In the year since Xi assumed the Chinese presidency, he has centralized power to a remarkable degree. Not only has he positioned himself as General Secretary of the Chinese Communist Party and Chairman of the Central Military Commission; he has also neutralized potential rivals, including former Chongqing party boss Bo Xilai and former security chief Zhou Yongkang.
Consolidating power in a country as large and messy as China is extremely difficult, making Xi’s accomplishment remarkable, to say the least. After all, it took Xi’s predecessor, Hu Jintao, far longer to achieve a similar degree of authority. But it is only a first step. Xi is now attempting to use this power to push through the difficult reforms that Hu and his prime minister, Wen Jiabao, have been widely criticized for neglecting.

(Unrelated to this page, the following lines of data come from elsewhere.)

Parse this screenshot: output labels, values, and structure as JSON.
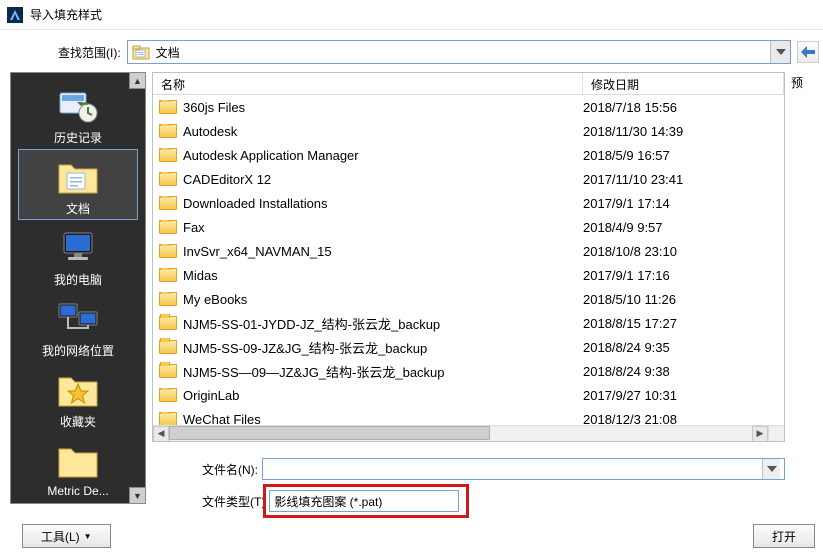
{
  "title": "导入填充样式",
  "lookin": {
    "label": "查找范围(I):",
    "value": "文档"
  },
  "preview_label": "预",
  "sidebar": {
    "items": [
      {
        "label": "历史记录",
        "icon": "history"
      },
      {
        "label": "文档",
        "icon": "folder-doc",
        "selected": true
      },
      {
        "label": "我的电脑",
        "icon": "computer"
      },
      {
        "label": "我的网络位置",
        "icon": "network"
      },
      {
        "label": "收藏夹",
        "icon": "favorites"
      },
      {
        "label": "Metric De...",
        "icon": "folder-plain",
        "cut": true
      }
    ]
  },
  "columns": {
    "name": "名称",
    "date": "修改日期"
  },
  "files": [
    {
      "name": "360js Files",
      "date": "2018/7/18 15:56"
    },
    {
      "name": "Autodesk",
      "date": "2018/11/30 14:39"
    },
    {
      "name": "Autodesk Application Manager",
      "date": "2018/5/9 16:57"
    },
    {
      "name": "CADEditorX 12",
      "date": "2017/11/10 23:41"
    },
    {
      "name": "Downloaded Installations",
      "date": "2017/9/1 17:14"
    },
    {
      "name": "Fax",
      "date": "2018/4/9 9:57"
    },
    {
      "name": "InvSvr_x64_NAVMAN_15",
      "date": "2018/10/8 23:10"
    },
    {
      "name": "Midas",
      "date": "2017/9/1 17:16"
    },
    {
      "name": "My eBooks",
      "date": "2018/5/10 11:26"
    },
    {
      "name": "NJM5-SS-01-JYDD-JZ_结构-张云龙_backup",
      "date": "2018/8/15 17:27"
    },
    {
      "name": "NJM5-SS-09-JZ&JG_结构-张云龙_backup",
      "date": "2018/8/24 9:35"
    },
    {
      "name": "NJM5-SS—09—JZ&JG_结构-张云龙_backup",
      "date": "2018/8/24 9:38"
    },
    {
      "name": "OriginLab",
      "date": "2017/9/27 10:31"
    },
    {
      "name": "WeChat Files",
      "date": "2018/12/3 21:08"
    }
  ],
  "filename": {
    "label": "文件名(N):",
    "value": ""
  },
  "filetype": {
    "label": "文件类型(T)",
    "value": "影线填充图案 (*.pat)"
  },
  "buttons": {
    "tools": "工具(L)",
    "open": "打开"
  }
}
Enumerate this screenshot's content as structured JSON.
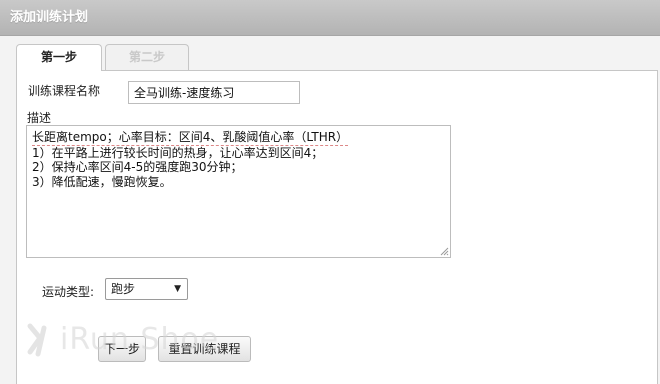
{
  "window": {
    "title": "添加训练计划"
  },
  "tabs": [
    {
      "label": "第一步",
      "active": true
    },
    {
      "label": "第二步",
      "active": false
    }
  ],
  "form": {
    "course_name_label": "训练课程名称",
    "course_name_value": "全马训练-速度练习",
    "description_label": "描述",
    "description_line1": "长距离tempo；心率目标：区间4、乳酸阈值心率（LTHR）",
    "description_rest": "\n1）在平路上进行较长时间的热身，让心率达到区间4；\n2）保持心率区间4-5的强度跑30分钟；\n3）降低配速，慢跑恢复。",
    "sport_type_label": "运动类型:",
    "sport_type_value": "跑步"
  },
  "buttons": {
    "next_label": "下一步",
    "reset_label": "重置训练课程"
  },
  "watermark": {
    "text": "iRun Shoe"
  },
  "colors": {
    "title_bar": "#b9b9b9",
    "panel_border": "#c6c6c6",
    "inactive_tab_text": "#c9c9c9"
  }
}
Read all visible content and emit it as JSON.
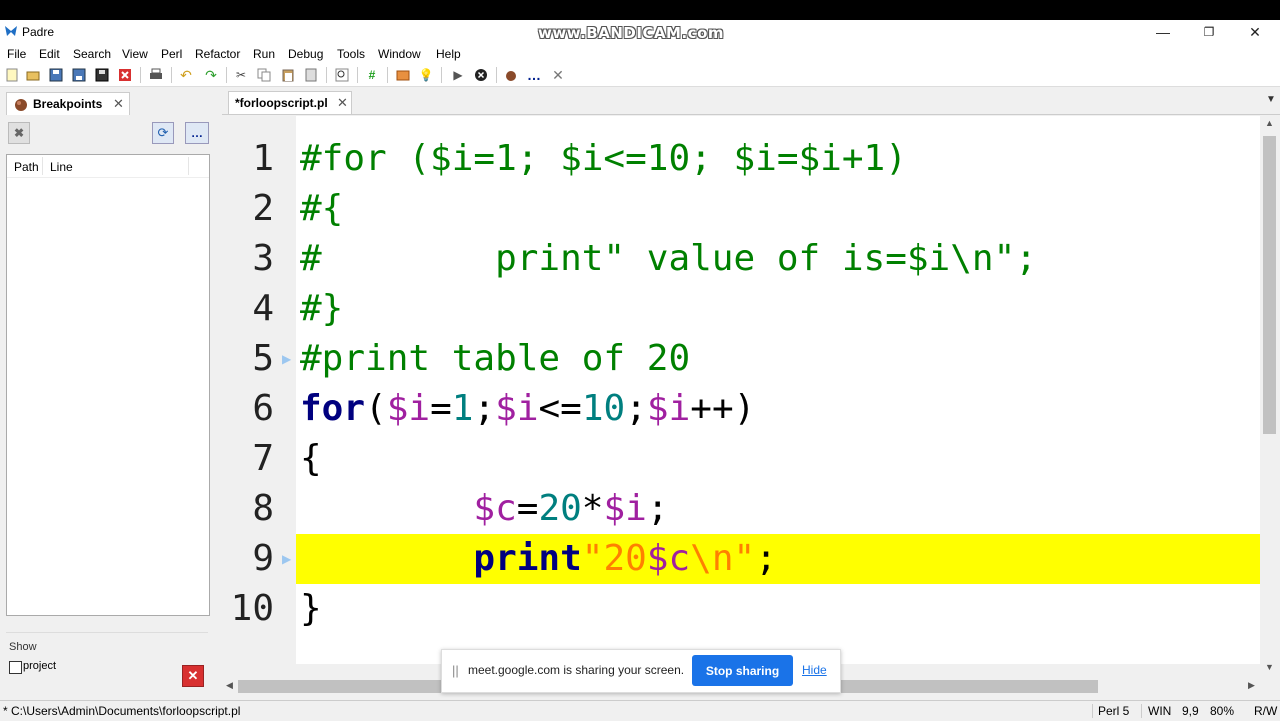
{
  "titlebar": {
    "title": "Padre",
    "minimize": "—",
    "restore": "❐",
    "close": "✕"
  },
  "watermark": "www.BANDICAM.com",
  "menu": [
    "File",
    "Edit",
    "Search",
    "View",
    "Perl",
    "Refactor",
    "Run",
    "Debug",
    "Tools",
    "Window",
    "Help"
  ],
  "left_panel": {
    "tab_label": "Breakpoints",
    "tab_close": "✕",
    "columns": [
      "Path",
      "Line"
    ],
    "show_label": "Show",
    "project_label": "project"
  },
  "editor": {
    "tab_label": "*forloopscript.pl",
    "tab_close": "✕",
    "line_numbers": [
      "1",
      "2",
      "3",
      "4",
      "5",
      "6",
      "7",
      "8",
      "9",
      "10"
    ],
    "lines": {
      "l1": "#for ($i=1; $i<=10; $i=$i+1)",
      "l2": "#{",
      "l3": "#        print\" value of is=$i\\n\";",
      "l4": "#}",
      "l5": "#print table of 20",
      "l6_for": "for",
      "l6_p1": "(",
      "l6_v1": "$i",
      "l6_eq": "=",
      "l6_n1": "1",
      "l6_sc1": ";",
      "l6_v2": "$i",
      "l6_le": "<=",
      "l6_n2": "10",
      "l6_sc2": ";",
      "l6_v3": "$i",
      "l6_inc": "++)",
      "l7": "{",
      "l8_ind": "        ",
      "l8_v1": "$c",
      "l8_eq": "=",
      "l8_n": "20",
      "l8_mul": "*",
      "l8_v2": "$i",
      "l8_sc": ";",
      "l9_ind": "        ",
      "l9_kw": "print",
      "l9_q1": "\"20",
      "l9_v": "$c",
      "l9_esc": "\\n",
      "l9_q2": "\"",
      "l9_sc": ";",
      "l10": "}"
    },
    "highlight_color": "#ffff00"
  },
  "share_bar": {
    "grip": "||",
    "message": "meet.google.com is sharing your screen.",
    "stop_label": "Stop sharing",
    "hide_label": "Hide"
  },
  "status": {
    "path": "* C:\\Users\\Admin\\Documents\\forloopscript.pl",
    "lang": "Perl 5",
    "eol": "WIN",
    "pos": "9,9",
    "zoom": "80%",
    "mode": "R/W"
  },
  "colors": {
    "comment": "#008000",
    "keyword": "#00007f",
    "variable": "#a020a0",
    "number": "#007f7f",
    "string": "#ff8000",
    "accent": "#1a73e8"
  }
}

Despite the pressure to make up for lost time, Xi knows that he must be pragmatic in his reform efforts. First, he must build a national consensus capable of overcoming the powerful vested interests that oppose changes – including the dissolution of monopolies, improved market regulation, increased transparency, and tax reform – that would level the economic playing field.